China’s banking regulator in Shanghai asked local lenders to conduct the widest-ever tests on their exposure to the struggling real-estate industry. Authorities’ and investors’ concerns are mounting after data last week showed that Chinese lenders’ bad-loan ratio increased the most in at least a decade. Kaisa Group Holdings Ltd. missed a $23 million interest payment earlier this month, putting it at risk of defaulting on its dollar-denominated bonds.
“I’m holding the view that there won’t be any imminent improvement in the property market,” said Jinsong Du, a Credit Suisse Group AG Hong Kong-based analyst.
China Shenhua Energy Co. lost 1.6 percent and China Coal Energy Co. retreated 2.1 percent.
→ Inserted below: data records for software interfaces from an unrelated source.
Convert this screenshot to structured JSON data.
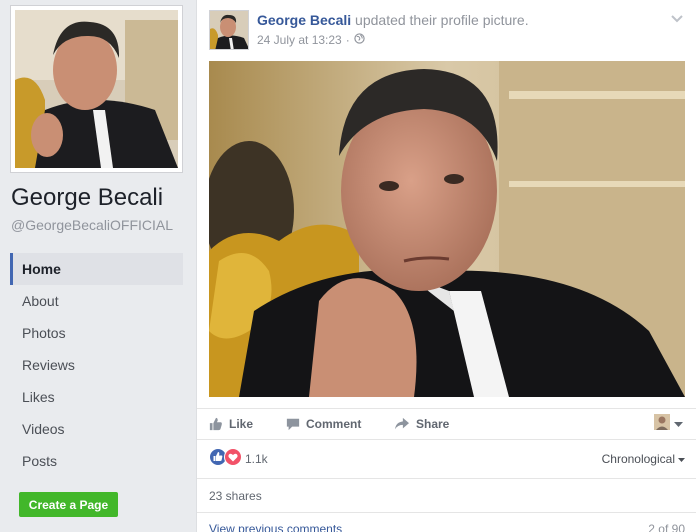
{
  "page": {
    "name": "George Becali",
    "handle": "@GeorgeBecaliOFFICIAL"
  },
  "nav": [
    {
      "label": "Home",
      "active": true
    },
    {
      "label": "About"
    },
    {
      "label": "Photos"
    },
    {
      "label": "Reviews"
    },
    {
      "label": "Likes"
    },
    {
      "label": "Videos"
    },
    {
      "label": "Posts"
    }
  ],
  "create_page_label": "Create a Page",
  "post": {
    "author": "George Becali",
    "action": "updated their profile picture.",
    "timestamp": "24 July at 13:23",
    "separator": "·",
    "audience_icon": "globe-icon"
  },
  "actions": {
    "like": "Like",
    "comment": "Comment",
    "share": "Share"
  },
  "reactions": {
    "count": "1.1k",
    "types": [
      "like",
      "love"
    ]
  },
  "order": "Chronological",
  "shares": "23 shares",
  "comments": {
    "view_previous": "View previous comments",
    "pager": "2 of 90"
  },
  "colors": {
    "link": "#365899",
    "like_blue": "#4267b2",
    "love_red": "#f25268",
    "create_green": "#42b72a"
  }
}
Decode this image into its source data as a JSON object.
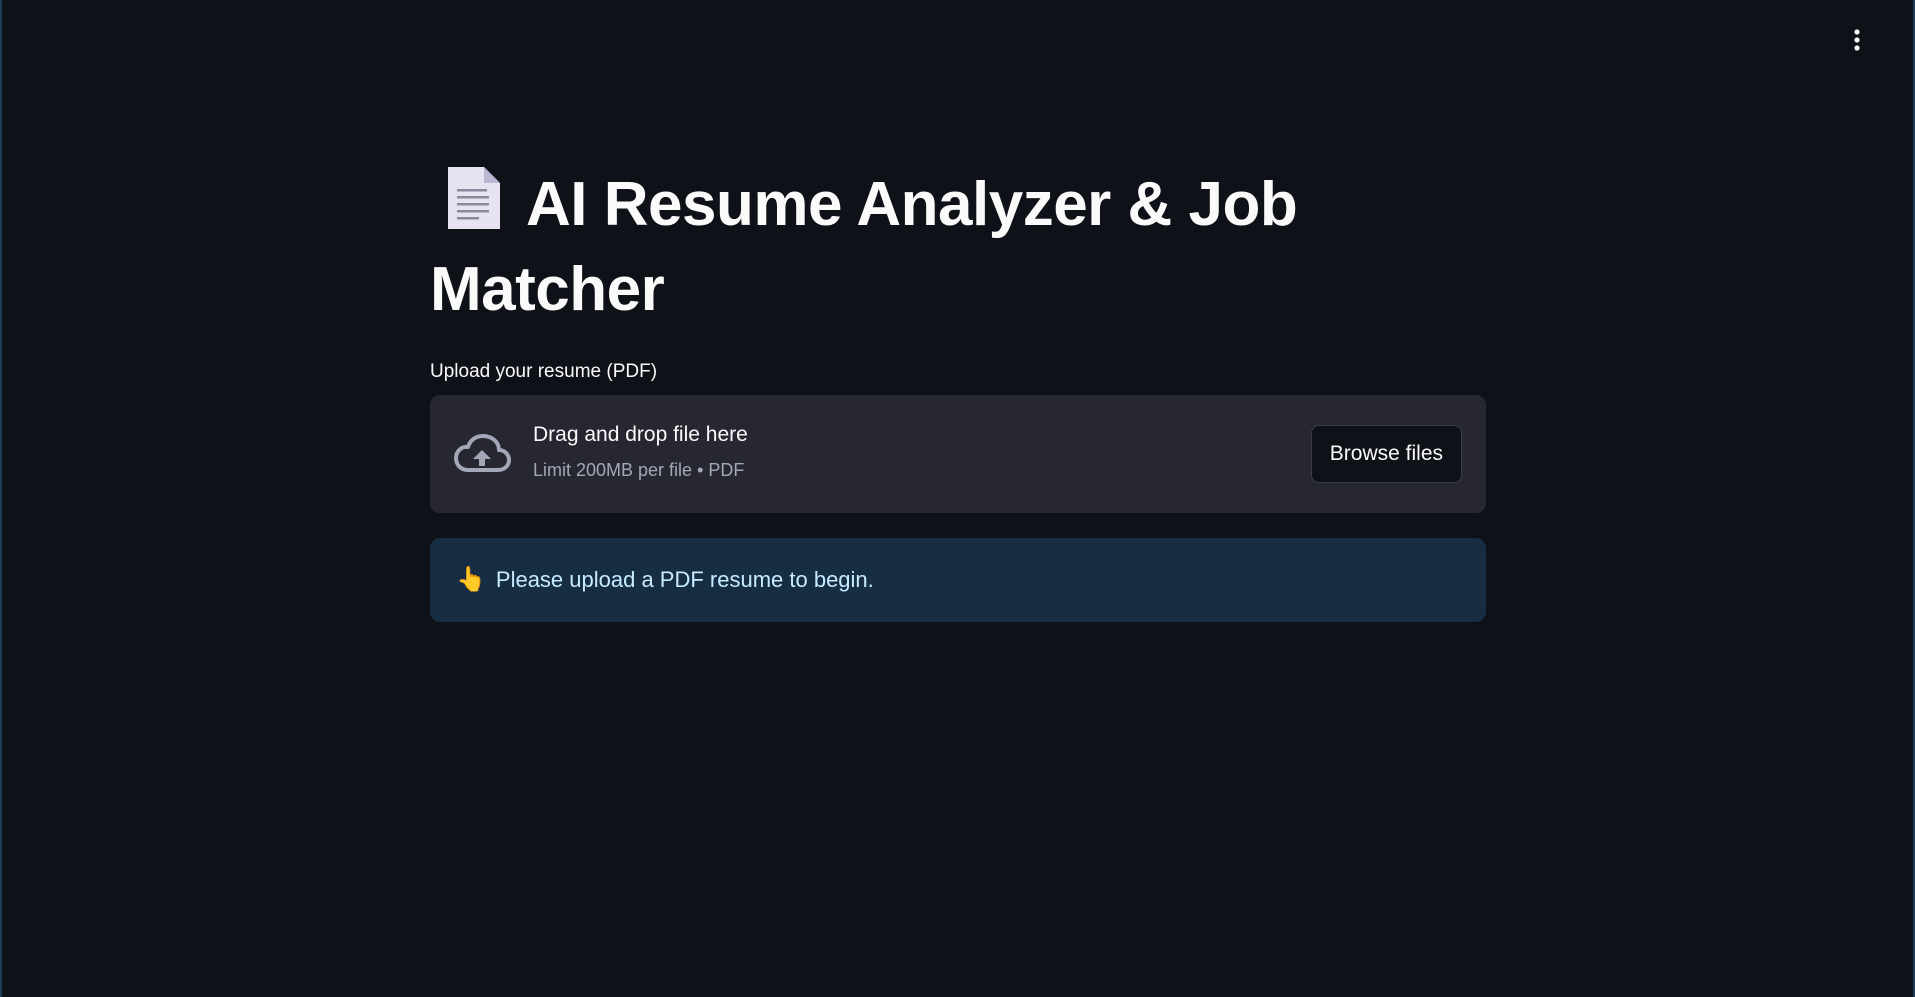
{
  "header": {
    "menu_icon": "vertical-ellipsis-icon"
  },
  "main": {
    "title_icon": "page-document-icon",
    "title": "AI Resume Analyzer & Job Matcher",
    "uploader": {
      "label": "Upload your resume (PDF)",
      "icon": "cloud-upload-icon",
      "drop_text": "Drag and drop file here",
      "limit_text": "Limit 200MB per file • PDF",
      "browse_label": "Browse files"
    },
    "info": {
      "emoji": "👆",
      "message": "Please upload a PDF resume to begin."
    }
  },
  "colors": {
    "background": "#0e1117",
    "dropzone": "#262730",
    "info_background": "#172d43",
    "info_text": "#c7ebff",
    "muted_text": "#a3a8b8"
  }
}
The northern province of Shanxi won’t approve any new coal mines before 2020, except to replace existing capacity, the Shanghai Securities News reported, citing the provincial government.
China may introduce a reform plan for state-owned enterprises by the middle of February, the China Securities Journal said. General guidelines and up to nine documents on deepening reforms of SOEs are expected to be released first, the report said, citing Peng Jianguo, vice director at State-Owned Assets Supervision and Administration Commission’s research center.
Citic Securities Co., the biggest listed brokerage, rose 2.9 percent. Annual net income jumped 115 percent to 11.3 billion yuan, according to a preliminary earnings statement to the Shanghai stock exchange, beating the average estimate of 9.1 billion yuan from 16 analysts.
— With assistance by Shidong Zhang